Pathology of multiple sclerosis mapped at molecular level
30 May 2019
30 May 2019
May 30, 2019 is World MS day. A day to raise awareness for multiple sclerosis, specifically for the search for solutions. About time for a conversation with Inge Huitinga, director of the Netherlands Brain Bank for MS and group leader at the Netherlands Institute for Neuroscience, about the progress in the research into multiple sclerosis and the search for therapies. “We think the solution can be found in the brain.”
At the beginning of this year, Inge Huitinga was appointed professor of neuroimmunology at the Swammerdam Institute for Life Sciences (SILS) at the University of Amsterdam. This chair is established by the Dutch MS research foundation and focuses on the immunological mechanisms in the brain, especially in multiple sclerosis (MS). MS is characterized by inflammations that lead to the breakdown of myelin, the insulating sheath of nerve cells in the brain. In some cases, the brain can repair the breakdown but it otherwise leads to the development of scar tissue. As a result, electrical stimuli are poorly guided by nerve cells, which can cause neurological problems, such as paralysis and problems with talking or thinking.
The inflammations that occur in MS can be divided into different phases. “In recent years, we have worked hard to map and analyze all those different stages of MS inflammations in order to investigate the changes between them”, Inge explains. And with result. The Netherlands Brain Bank for MS, part of the Netherlands Brain Bank, has a unique collection of brain tissue in which all these different phases of MS are carefully documented. “We have mapped the progression of MS at a molecular level and found interesting things.” For instance, brain tissue in the first stage of MS does not appear to contain any abnormalities, but research at the molecular level shows that a breakdown of myelin already occurs. “We need to understand what happens at that stage, because that is the beginning of MS. If we can stop that process, we can hopefully also stop MS”, says Inge.
The research group also examines the processes that underlie the expansion and recovery of MS inflammations in the hope of finding therapeutic targets.
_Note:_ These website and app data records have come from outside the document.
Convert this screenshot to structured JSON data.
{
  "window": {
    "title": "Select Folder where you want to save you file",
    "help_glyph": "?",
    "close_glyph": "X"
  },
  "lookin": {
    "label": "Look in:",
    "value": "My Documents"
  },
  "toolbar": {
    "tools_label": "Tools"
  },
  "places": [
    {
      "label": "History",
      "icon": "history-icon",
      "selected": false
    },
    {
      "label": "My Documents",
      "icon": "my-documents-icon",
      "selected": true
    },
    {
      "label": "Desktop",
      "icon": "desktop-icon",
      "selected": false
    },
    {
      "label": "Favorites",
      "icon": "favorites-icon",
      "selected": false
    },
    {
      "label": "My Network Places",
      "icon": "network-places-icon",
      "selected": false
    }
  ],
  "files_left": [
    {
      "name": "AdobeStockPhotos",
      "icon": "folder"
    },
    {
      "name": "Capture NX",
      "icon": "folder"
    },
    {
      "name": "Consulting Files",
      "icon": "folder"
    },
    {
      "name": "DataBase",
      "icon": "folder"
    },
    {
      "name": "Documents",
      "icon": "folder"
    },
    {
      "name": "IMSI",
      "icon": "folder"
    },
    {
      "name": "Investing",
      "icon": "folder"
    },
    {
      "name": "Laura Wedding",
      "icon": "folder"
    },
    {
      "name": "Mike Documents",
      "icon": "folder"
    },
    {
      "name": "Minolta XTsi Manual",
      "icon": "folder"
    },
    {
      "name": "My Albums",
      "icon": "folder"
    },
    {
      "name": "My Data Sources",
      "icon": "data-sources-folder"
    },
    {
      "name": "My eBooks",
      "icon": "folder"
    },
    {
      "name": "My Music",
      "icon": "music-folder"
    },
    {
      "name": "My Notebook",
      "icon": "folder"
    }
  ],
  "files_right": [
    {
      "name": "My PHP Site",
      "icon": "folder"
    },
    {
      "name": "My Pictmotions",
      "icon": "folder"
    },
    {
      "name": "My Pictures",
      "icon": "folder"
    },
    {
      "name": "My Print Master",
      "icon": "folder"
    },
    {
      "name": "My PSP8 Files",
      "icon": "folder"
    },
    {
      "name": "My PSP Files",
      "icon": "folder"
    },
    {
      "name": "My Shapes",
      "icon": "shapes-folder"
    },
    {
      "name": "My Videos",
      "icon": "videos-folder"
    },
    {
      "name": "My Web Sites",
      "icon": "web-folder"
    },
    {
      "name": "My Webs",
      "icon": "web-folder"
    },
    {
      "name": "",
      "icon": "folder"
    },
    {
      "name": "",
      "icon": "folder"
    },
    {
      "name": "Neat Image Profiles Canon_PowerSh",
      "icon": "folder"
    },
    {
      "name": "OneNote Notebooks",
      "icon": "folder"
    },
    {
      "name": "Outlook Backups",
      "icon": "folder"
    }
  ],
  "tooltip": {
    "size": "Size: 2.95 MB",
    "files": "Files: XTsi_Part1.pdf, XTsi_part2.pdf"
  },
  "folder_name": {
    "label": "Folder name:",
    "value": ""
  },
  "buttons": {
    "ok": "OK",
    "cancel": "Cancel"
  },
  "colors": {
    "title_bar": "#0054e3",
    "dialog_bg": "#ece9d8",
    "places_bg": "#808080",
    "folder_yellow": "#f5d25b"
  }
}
The amount of stress hormones in the brain for example appears to influence the progression of MS inflammations and growth factors appear to be involved in the recovery. “We are now investigating whether these stress hormones serve as protectors and the growth factors as repairers.” Furthermore, they investigate the possibility that a virus plays a role in the onset of MS, for which Inge’s group by chance found genetic indications.
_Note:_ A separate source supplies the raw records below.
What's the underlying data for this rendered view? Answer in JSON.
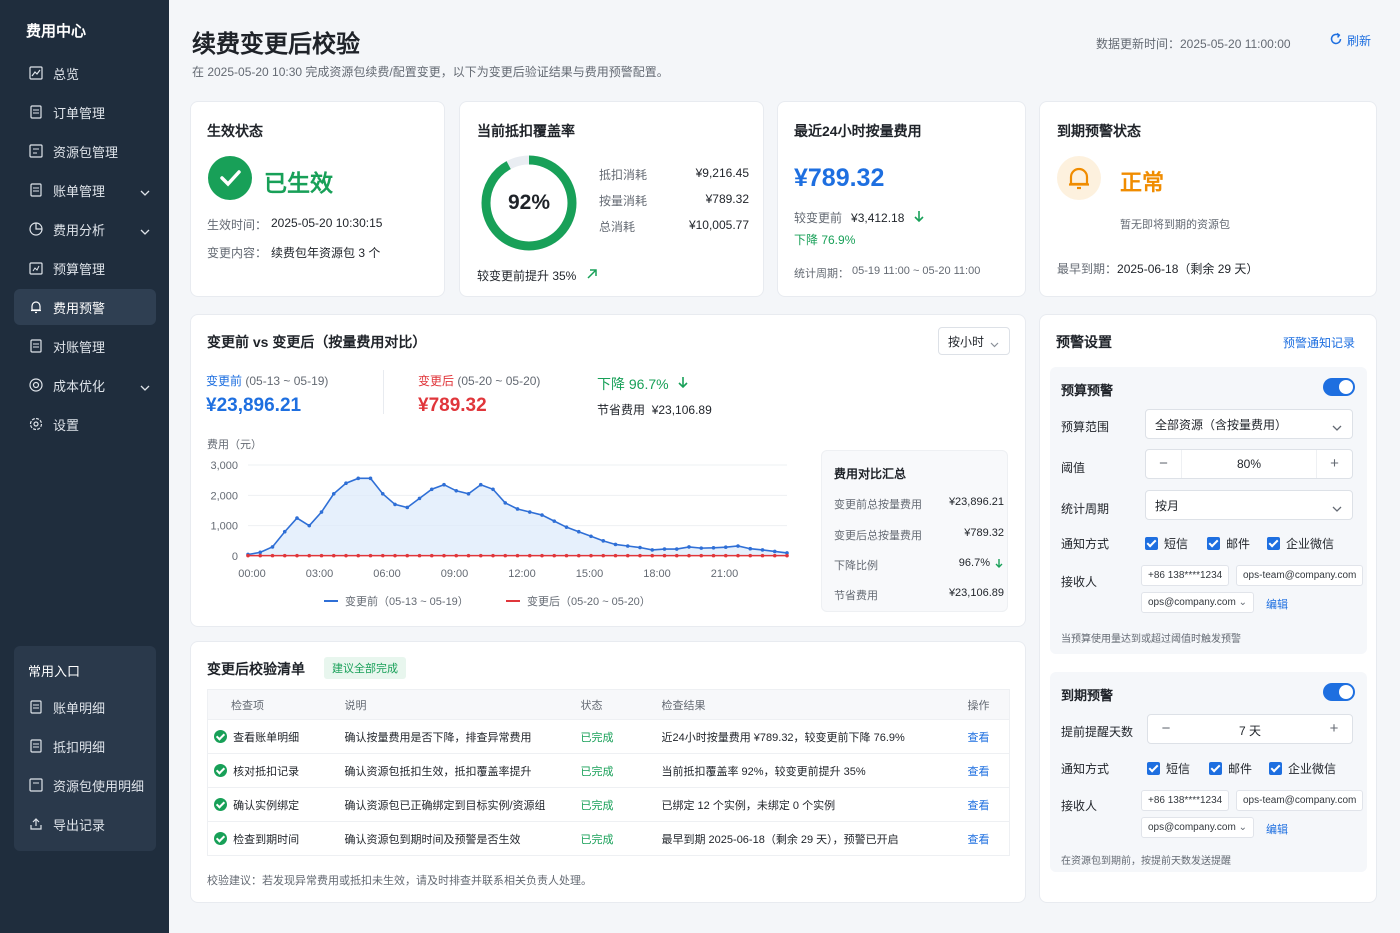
{
  "sidebar": {
    "title": "费用中心",
    "items": [
      {
        "label": "总览"
      },
      {
        "label": "订单管理"
      },
      {
        "label": "资源包管理"
      },
      {
        "label": "账单管理"
      },
      {
        "label": "费用分析"
      },
      {
        "label": "预算管理"
      },
      {
        "label": "费用预警"
      },
      {
        "label": "对账管理"
      },
      {
        "label": "成本优化"
      },
      {
        "label": "设置"
      }
    ],
    "common_title": "常用入口",
    "common": [
      {
        "label": "账单明细"
      },
      {
        "label": "抵扣明细"
      },
      {
        "label": "资源包使用明细"
      },
      {
        "label": "导出记录"
      }
    ]
  },
  "header": {
    "title": "续费变更后校验",
    "subtitle": "在 2025-05-20 10:30 完成资源包续费/配置变更，以下为变更后验证结果与费用预警配置。",
    "update": "数据更新时间：2025-05-20 11:00:00",
    "refresh": "刷新"
  },
  "status": {
    "title": "生效状态",
    "value": "已生效",
    "time_label": "生效时间：",
    "time": "2025-05-20 10:30:15",
    "content_label": "变更内容：",
    "content": "续费包年资源包  3 个"
  },
  "coverage": {
    "title": "当前抵扣覆盖率",
    "percent": "92%",
    "ratio": 0.92,
    "rows": [
      {
        "label": "抵扣消耗",
        "value": "¥9,216.45"
      },
      {
        "label": "按量消耗",
        "value": "¥789.32"
      },
      {
        "label": "总消耗",
        "value": "¥10,005.77"
      }
    ],
    "foot": "较变更前提升  35%"
  },
  "cost24": {
    "title": "最近24小时按量费用",
    "value": "¥789.32",
    "before_label": "较变更前",
    "before": "¥3,412.18",
    "drop": "下降  76.9%",
    "period_label": "统计周期：",
    "period": "05-19 11:00 ~ 05-20 11:00"
  },
  "expire": {
    "title": "到期预警状态",
    "value": "正常",
    "desc": "暂无即将到期的资源包",
    "earliest_label": "最早到期：",
    "earliest": "2025-06-18（剩余 29 天）"
  },
  "compare": {
    "title": "变更前 vs 变更后（按量费用对比）",
    "select": "按小时",
    "before_tag": "变更前",
    "before_range": "(05-13 ~ 05-19)",
    "before_value": "¥23,896.21",
    "after_tag": "变更后",
    "after_range": "(05-20 ~ 05-20)",
    "after_value": "¥789.32",
    "drop": "下降  96.7%",
    "save_label": "节省费用",
    "save": "¥23,106.89",
    "summary": {
      "title": "费用对比汇总",
      "rows": [
        {
          "label": "变更前总按量费用",
          "value": "¥23,896.21"
        },
        {
          "label": "变更后总按量费用",
          "value": "¥789.32"
        },
        {
          "label": "下降比例",
          "value": "96.7%"
        },
        {
          "label": "节省费用",
          "value": "¥23,106.89"
        }
      ]
    }
  },
  "chart_data": {
    "type": "line",
    "ylabel": "费用（元）",
    "ylim": [
      0,
      3000
    ],
    "yticks": [
      "0",
      "1,000",
      "2,000",
      "3,000"
    ],
    "xticks": [
      "00:00",
      "03:00",
      "06:00",
      "09:00",
      "12:00",
      "15:00",
      "18:00",
      "21:00"
    ],
    "series": [
      {
        "name": "变更前（05-13 ~ 05-19）",
        "color": "#2f6fd6",
        "values": [
          50,
          120,
          300,
          800,
          1250,
          1000,
          1450,
          2050,
          2400,
          2560,
          2560,
          2050,
          1700,
          1600,
          1900,
          2200,
          2350,
          2150,
          2050,
          2350,
          2200,
          1750,
          1550,
          1450,
          1350,
          1150,
          950,
          800,
          650,
          500,
          380,
          330,
          280,
          200,
          230,
          230,
          300,
          260,
          270,
          290,
          330,
          240,
          200,
          150,
          100
        ]
      },
      {
        "name": "变更后（05-20 ~ 05-20）",
        "color": "#e0363b",
        "values": [
          12,
          12,
          12,
          12,
          12,
          12,
          12,
          12,
          12,
          12,
          12,
          12,
          12,
          12,
          12,
          12,
          12,
          12,
          12,
          12,
          12,
          12,
          12,
          12,
          12,
          12,
          12,
          12,
          12,
          12,
          12,
          12,
          12,
          12,
          12,
          12,
          12,
          12,
          12,
          12,
          12,
          12,
          12,
          12,
          12
        ]
      }
    ]
  },
  "checklist": {
    "title": "变更后校验清单",
    "badge": "建议全部完成",
    "headers": [
      "检查项",
      "说明",
      "状态",
      "检查结果",
      "操作"
    ],
    "rows": [
      {
        "item": "查看账单明细",
        "desc": "确认按量费用是否下降，排查异常费用",
        "status": "已完成",
        "result": "近24小时按量费用 ¥789.32，较变更前下降 76.9%",
        "op": "查看"
      },
      {
        "item": "核对抵扣记录",
        "desc": "确认资源包抵扣生效，抵扣覆盖率提升",
        "status": "已完成",
        "result": "当前抵扣覆盖率 92%，较变更前提升 35%",
        "op": "查看"
      },
      {
        "item": "确认实例绑定",
        "desc": "确认资源包已正确绑定到目标实例/资源组",
        "status": "已完成",
        "result": "已绑定  12 个实例，未绑定  0 个实例",
        "op": "查看"
      },
      {
        "item": "检查到期时间",
        "desc": "确认资源包到期时间及预警是否生效",
        "status": "已完成",
        "result": "最早到期  2025-06-18（剩余 29 天），预警已开启",
        "op": "查看"
      }
    ],
    "note": "校验建议：若发现异常费用或抵扣未生效，请及时排查并联系相关负责人处理。"
  },
  "alert": {
    "title": "预警设置",
    "link": "预警通知记录",
    "budget": {
      "title": "预算预警",
      "range_label": "预算范围",
      "range": "全部资源（含按量费用）",
      "threshold_label": "阈值",
      "threshold": "80%",
      "period_label": "统计周期",
      "period": "按月",
      "notify_label": "通知方式",
      "sms": "短信",
      "mail": "邮件",
      "wecom": "企业微信",
      "recv_label": "接收人",
      "phone": "+86 138****1234",
      "email1": "ops-team@company.com",
      "email2": "ops@company.com",
      "edit": "编辑",
      "hint": "当预算使用量达到或超过阈值时触发预警"
    },
    "expiry": {
      "title": "到期预警",
      "days_label": "提前提醒天数",
      "days": "7 天",
      "notify_label": "通知方式",
      "sms": "短信",
      "mail": "邮件",
      "wecom": "企业微信",
      "recv_label": "接收人",
      "phone": "+86 138****1234",
      "email1": "ops-team@company.com",
      "email2": "ops@company.com",
      "edit": "编辑",
      "hint": "在资源包到期前，按提前天数发送提醒"
    }
  }
}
The research group’s understanding of the exact processes underlying MS is rapidly advancing. In addition, Inge hopes to speed up the progress of MS research worldwide. “We are convinced that the solution for MS can be found in the brain. That is why we have made it our mission to make our unique collection of brain tissue from people with MS and our research results available for the scientific world.” This way, researchers worldwide can simultaneously work on solving their piece of the puzzle.